September 15, 2004
Don't Forget Me (When I'm Gone)
Awards season will kick in soon, and with it, debates over who provided the most value, whether that value even mattered because a player had lousy teammates while another had good ones, whether things that can be more easily invented than measured--read, "who provided the most good copy"--should be factored into a ballot...
I'm not getting into all of that right now. What I do want to point out is that the guy who is one of the best players in baseball this year is going to be completely left out of all the debates, and may end up tallying a total of 27 or so ballot points in what is the best year of his career.
Carlos Beltran's peak season is occurring out of the spotlight because of the June 24 trade that cleaved his season in half, and the summertime funk that slid the Astros out of our consciousness. Have you even seen his full-season line?
Year AB H 2B 3B HR AVG OBP SLG SB CS WARP 2004 535 114 35 6 38 .273 .375 .574 36 3 8.9Included in that WARP is his amazing defense in center field, worth nearly three wins above replacement all by itself. Based on his full-season performance, Beltran would be right in the mix for the AL MVP award, clearly trailing only Carlos Guillen in terms of overall value. His VORP of 67.0 ranks 16th in MLB, and would be sixth in the AL. (Beltran would trail the deity in the NL, as well as a number of other players having great seasons. He would, however, deserve consideration.)
Beltran is having one of the most complete seasons of any player in recent memory, providing across-the-board offensive performance (92.3 SB%!) and Gold Glove-caliber defense. He has a very good chance to become just the fourth 40/40 player in history (and remember when that was a really big deal?), the first since Alex Rodriguez in 1998. There is absolutely nothing that Beltran doesn't do well on a baseball field, and he's put all of his skills on display in this, his age-27 season.
It's a quirk of record-keeping, perhaps the last vestige of the separte leagues, that we record a player's statistics separately for each league. When Beltran comes to the plate in a ballgame, the line you see on the scoreboard or your TV screen is his Astros' one. While that line in itself is impressive, the information lost--his great three months with the Royals--would be critical in showing just how amazing he's been in 2004.

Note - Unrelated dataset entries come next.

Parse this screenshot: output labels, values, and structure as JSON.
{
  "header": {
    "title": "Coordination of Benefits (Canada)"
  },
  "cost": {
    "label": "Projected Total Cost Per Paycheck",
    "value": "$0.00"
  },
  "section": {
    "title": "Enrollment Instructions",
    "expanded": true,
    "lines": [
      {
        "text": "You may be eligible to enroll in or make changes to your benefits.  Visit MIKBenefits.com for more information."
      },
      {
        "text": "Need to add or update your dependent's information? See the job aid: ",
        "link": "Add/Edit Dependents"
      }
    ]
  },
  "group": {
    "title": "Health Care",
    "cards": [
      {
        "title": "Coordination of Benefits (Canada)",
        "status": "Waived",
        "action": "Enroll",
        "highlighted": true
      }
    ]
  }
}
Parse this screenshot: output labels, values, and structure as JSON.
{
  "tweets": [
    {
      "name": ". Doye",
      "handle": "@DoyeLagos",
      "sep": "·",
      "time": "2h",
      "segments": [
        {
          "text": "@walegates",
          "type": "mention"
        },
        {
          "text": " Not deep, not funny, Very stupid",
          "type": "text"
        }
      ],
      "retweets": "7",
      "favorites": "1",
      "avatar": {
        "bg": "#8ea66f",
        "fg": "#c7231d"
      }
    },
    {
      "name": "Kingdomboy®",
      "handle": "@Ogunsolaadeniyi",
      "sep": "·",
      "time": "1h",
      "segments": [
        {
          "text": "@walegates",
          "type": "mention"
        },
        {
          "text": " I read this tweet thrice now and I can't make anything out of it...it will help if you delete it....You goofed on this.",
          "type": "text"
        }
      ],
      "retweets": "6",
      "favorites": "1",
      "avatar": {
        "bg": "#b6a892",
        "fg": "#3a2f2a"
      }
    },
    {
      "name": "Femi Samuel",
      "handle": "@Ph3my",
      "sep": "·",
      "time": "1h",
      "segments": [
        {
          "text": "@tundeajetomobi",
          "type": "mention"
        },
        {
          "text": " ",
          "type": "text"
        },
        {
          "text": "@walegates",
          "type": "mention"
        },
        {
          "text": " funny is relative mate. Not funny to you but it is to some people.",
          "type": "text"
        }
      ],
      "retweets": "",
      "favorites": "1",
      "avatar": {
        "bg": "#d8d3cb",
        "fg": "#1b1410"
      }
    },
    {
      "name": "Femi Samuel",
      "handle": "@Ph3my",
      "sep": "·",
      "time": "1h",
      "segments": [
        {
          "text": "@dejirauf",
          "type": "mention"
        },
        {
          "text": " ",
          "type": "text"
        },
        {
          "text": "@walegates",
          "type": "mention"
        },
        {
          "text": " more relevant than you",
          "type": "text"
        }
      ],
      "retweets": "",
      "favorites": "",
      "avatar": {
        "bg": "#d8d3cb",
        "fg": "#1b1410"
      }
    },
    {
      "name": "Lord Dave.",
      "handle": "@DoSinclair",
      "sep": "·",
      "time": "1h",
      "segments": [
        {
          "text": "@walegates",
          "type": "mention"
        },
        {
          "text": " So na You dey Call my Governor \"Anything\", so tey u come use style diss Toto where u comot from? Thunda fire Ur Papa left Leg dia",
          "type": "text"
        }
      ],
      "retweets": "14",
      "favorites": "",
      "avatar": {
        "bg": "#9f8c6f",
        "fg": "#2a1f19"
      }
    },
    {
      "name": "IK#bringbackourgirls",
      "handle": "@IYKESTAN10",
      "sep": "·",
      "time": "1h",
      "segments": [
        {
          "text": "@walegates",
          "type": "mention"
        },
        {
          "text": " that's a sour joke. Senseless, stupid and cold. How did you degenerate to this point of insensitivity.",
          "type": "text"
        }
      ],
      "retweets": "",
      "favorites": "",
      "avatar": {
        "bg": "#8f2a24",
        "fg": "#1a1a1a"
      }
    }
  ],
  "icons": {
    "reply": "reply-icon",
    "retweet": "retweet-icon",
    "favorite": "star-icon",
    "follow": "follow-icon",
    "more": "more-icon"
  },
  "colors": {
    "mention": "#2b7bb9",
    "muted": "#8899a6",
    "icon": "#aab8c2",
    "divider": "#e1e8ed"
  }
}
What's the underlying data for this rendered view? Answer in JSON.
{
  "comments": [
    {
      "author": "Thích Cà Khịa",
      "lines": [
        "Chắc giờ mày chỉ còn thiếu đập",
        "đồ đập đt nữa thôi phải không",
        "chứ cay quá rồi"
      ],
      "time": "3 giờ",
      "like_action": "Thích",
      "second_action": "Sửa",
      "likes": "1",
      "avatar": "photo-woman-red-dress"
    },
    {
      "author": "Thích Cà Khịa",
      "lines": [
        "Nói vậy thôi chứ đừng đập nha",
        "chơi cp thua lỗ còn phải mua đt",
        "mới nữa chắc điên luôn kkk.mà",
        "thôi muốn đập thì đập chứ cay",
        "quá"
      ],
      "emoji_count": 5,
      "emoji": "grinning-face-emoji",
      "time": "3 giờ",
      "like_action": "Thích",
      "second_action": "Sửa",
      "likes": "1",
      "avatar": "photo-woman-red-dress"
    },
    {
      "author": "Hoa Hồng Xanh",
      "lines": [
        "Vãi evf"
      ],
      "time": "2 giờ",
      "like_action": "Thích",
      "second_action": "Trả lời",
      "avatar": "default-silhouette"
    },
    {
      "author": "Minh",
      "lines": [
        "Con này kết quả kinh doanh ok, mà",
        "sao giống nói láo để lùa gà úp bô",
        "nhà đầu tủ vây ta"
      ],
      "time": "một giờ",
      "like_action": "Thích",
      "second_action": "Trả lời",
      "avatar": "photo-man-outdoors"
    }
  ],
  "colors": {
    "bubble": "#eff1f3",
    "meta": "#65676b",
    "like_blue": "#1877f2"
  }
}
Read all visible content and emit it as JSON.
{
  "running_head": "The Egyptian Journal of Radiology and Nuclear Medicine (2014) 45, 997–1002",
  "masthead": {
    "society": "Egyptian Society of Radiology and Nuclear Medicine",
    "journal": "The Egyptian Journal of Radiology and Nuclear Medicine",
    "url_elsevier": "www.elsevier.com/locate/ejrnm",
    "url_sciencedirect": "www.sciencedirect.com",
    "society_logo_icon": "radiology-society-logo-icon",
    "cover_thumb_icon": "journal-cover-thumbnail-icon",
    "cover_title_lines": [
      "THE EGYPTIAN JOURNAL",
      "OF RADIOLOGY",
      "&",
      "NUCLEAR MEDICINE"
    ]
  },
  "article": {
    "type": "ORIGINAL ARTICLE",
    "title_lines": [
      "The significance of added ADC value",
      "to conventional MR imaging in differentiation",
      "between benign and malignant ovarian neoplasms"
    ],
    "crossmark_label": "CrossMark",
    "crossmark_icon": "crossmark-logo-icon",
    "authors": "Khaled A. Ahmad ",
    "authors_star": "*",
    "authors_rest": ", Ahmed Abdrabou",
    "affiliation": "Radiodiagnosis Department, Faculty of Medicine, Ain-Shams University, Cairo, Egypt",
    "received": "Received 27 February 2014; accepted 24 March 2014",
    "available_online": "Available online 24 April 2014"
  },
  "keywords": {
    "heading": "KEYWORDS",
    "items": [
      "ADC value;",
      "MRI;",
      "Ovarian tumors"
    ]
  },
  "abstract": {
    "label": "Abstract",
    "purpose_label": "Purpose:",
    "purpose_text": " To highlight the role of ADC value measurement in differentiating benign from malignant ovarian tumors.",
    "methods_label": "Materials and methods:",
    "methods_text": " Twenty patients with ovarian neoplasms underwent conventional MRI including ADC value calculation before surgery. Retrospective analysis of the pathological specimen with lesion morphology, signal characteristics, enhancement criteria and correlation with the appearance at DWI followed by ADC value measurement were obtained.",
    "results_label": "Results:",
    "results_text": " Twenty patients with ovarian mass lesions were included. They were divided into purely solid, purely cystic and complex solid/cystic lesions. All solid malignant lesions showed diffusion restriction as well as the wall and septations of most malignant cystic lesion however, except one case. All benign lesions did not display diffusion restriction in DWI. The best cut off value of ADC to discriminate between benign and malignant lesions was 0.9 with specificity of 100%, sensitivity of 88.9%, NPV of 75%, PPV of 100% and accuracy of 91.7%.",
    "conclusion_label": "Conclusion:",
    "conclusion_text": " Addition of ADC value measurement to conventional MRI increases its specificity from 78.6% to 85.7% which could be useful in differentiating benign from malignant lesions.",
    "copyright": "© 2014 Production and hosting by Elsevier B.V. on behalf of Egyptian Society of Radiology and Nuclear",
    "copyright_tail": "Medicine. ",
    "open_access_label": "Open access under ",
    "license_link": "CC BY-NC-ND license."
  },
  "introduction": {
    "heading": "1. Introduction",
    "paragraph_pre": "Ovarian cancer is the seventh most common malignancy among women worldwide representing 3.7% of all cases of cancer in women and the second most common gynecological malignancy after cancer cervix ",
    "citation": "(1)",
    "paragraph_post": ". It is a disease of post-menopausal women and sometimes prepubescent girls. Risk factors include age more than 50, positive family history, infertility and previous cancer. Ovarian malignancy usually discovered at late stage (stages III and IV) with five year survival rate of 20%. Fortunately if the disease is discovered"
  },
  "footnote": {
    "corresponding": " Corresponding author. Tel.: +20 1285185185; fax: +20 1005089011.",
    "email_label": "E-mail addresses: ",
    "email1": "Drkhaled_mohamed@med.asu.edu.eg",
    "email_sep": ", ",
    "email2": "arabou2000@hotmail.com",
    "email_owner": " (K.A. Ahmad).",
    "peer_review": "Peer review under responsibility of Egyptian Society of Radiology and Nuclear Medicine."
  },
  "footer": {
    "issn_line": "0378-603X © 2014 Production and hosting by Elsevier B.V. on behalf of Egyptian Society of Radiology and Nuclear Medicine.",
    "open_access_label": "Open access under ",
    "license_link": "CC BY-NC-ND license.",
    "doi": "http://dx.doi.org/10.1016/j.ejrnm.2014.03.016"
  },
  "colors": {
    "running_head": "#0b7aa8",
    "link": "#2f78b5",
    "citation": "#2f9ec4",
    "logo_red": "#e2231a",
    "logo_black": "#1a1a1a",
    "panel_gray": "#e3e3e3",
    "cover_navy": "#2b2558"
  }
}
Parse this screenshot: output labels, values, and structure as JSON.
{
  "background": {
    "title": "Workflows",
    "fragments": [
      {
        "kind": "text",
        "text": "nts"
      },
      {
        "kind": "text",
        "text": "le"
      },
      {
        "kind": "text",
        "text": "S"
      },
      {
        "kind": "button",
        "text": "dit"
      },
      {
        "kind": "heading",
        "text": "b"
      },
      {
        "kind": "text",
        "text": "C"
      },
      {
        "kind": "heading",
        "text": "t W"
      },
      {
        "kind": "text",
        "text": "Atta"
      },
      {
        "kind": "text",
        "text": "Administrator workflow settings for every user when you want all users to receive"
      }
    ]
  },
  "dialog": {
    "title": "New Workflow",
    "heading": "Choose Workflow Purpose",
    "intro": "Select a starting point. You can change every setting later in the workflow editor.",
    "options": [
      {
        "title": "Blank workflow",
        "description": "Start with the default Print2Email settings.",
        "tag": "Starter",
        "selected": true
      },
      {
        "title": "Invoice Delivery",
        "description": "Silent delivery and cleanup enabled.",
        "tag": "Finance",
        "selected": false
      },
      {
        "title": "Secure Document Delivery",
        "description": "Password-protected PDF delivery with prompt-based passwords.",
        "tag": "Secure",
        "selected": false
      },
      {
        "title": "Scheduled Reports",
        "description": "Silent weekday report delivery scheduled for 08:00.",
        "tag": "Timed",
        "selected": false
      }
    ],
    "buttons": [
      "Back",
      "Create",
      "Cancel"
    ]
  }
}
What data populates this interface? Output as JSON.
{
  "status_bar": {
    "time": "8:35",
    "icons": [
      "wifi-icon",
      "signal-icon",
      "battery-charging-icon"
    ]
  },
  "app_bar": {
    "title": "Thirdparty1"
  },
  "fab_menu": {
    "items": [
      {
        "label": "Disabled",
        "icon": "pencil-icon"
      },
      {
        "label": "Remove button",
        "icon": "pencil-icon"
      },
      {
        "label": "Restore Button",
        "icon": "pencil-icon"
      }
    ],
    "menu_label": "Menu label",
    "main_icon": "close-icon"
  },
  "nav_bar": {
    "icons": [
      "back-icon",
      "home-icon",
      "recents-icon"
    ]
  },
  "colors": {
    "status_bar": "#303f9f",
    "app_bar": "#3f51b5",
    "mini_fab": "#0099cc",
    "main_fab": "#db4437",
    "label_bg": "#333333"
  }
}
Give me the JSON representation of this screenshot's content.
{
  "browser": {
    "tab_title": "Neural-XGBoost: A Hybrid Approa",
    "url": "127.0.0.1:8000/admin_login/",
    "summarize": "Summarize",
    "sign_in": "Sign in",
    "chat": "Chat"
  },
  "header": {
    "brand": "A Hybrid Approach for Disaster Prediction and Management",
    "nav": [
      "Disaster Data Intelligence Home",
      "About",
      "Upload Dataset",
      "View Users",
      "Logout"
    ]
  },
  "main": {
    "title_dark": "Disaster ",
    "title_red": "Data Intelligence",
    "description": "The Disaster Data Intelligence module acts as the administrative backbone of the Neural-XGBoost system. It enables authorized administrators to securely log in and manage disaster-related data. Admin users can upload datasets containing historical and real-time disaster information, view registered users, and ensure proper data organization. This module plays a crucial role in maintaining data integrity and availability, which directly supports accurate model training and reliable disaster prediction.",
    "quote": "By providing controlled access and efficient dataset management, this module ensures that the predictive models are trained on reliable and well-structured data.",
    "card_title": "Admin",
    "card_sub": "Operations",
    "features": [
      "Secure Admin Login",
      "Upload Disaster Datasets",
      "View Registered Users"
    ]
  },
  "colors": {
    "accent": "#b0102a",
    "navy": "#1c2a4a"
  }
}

This isn't a minor concern if you're Beltran. One of the popular ways to measure a player's career value is by how well he did in MVP voting. Beltran has already been shafted in recent seasons, playing for a lousy team and seeing much of his value--stolen-base percentage, defense--missed by a voter pool fascinated with stories and RBI. Now, his best season is likely to be lost to history.
Consider that in 1997, Mark McGwire batted .274/.393/.646, with 58 home runs--then the fourth-highest total in history--and 123 RBI. However, because he was traded on July 31 of that year from the A's to the Cardinals, he garnered the embarrassing total of six MVP points, none in the American League. (This may be even more ridiculous than his finishing second in the NL balloting a year later, when he hit 70 bombs.)
Like McGwire, and unlike Randy Johnson in 1998 or Rick Sutcliffe in 1984, Beltran has been a terrific player across both leagues, providing MVP-caliber performance to both his employers. That actually works against him in the balloting; if, like Johnson or Sutcliffe, he'd been clearly superior after being traded, his performance might have received more notice and more votes.
As it stands, Beltran is going to be ignored in the MVP voting, his NL numbers paling in comparison to the many great candidates in that league, and his AL numbers long forgotten by the electorate. It will be important, however, to not forget his great 2004 when it comes to evaluating his career. We're seeing the peak seasons of a great baseball player, and it would be silly to allow a trade to cloud our vision.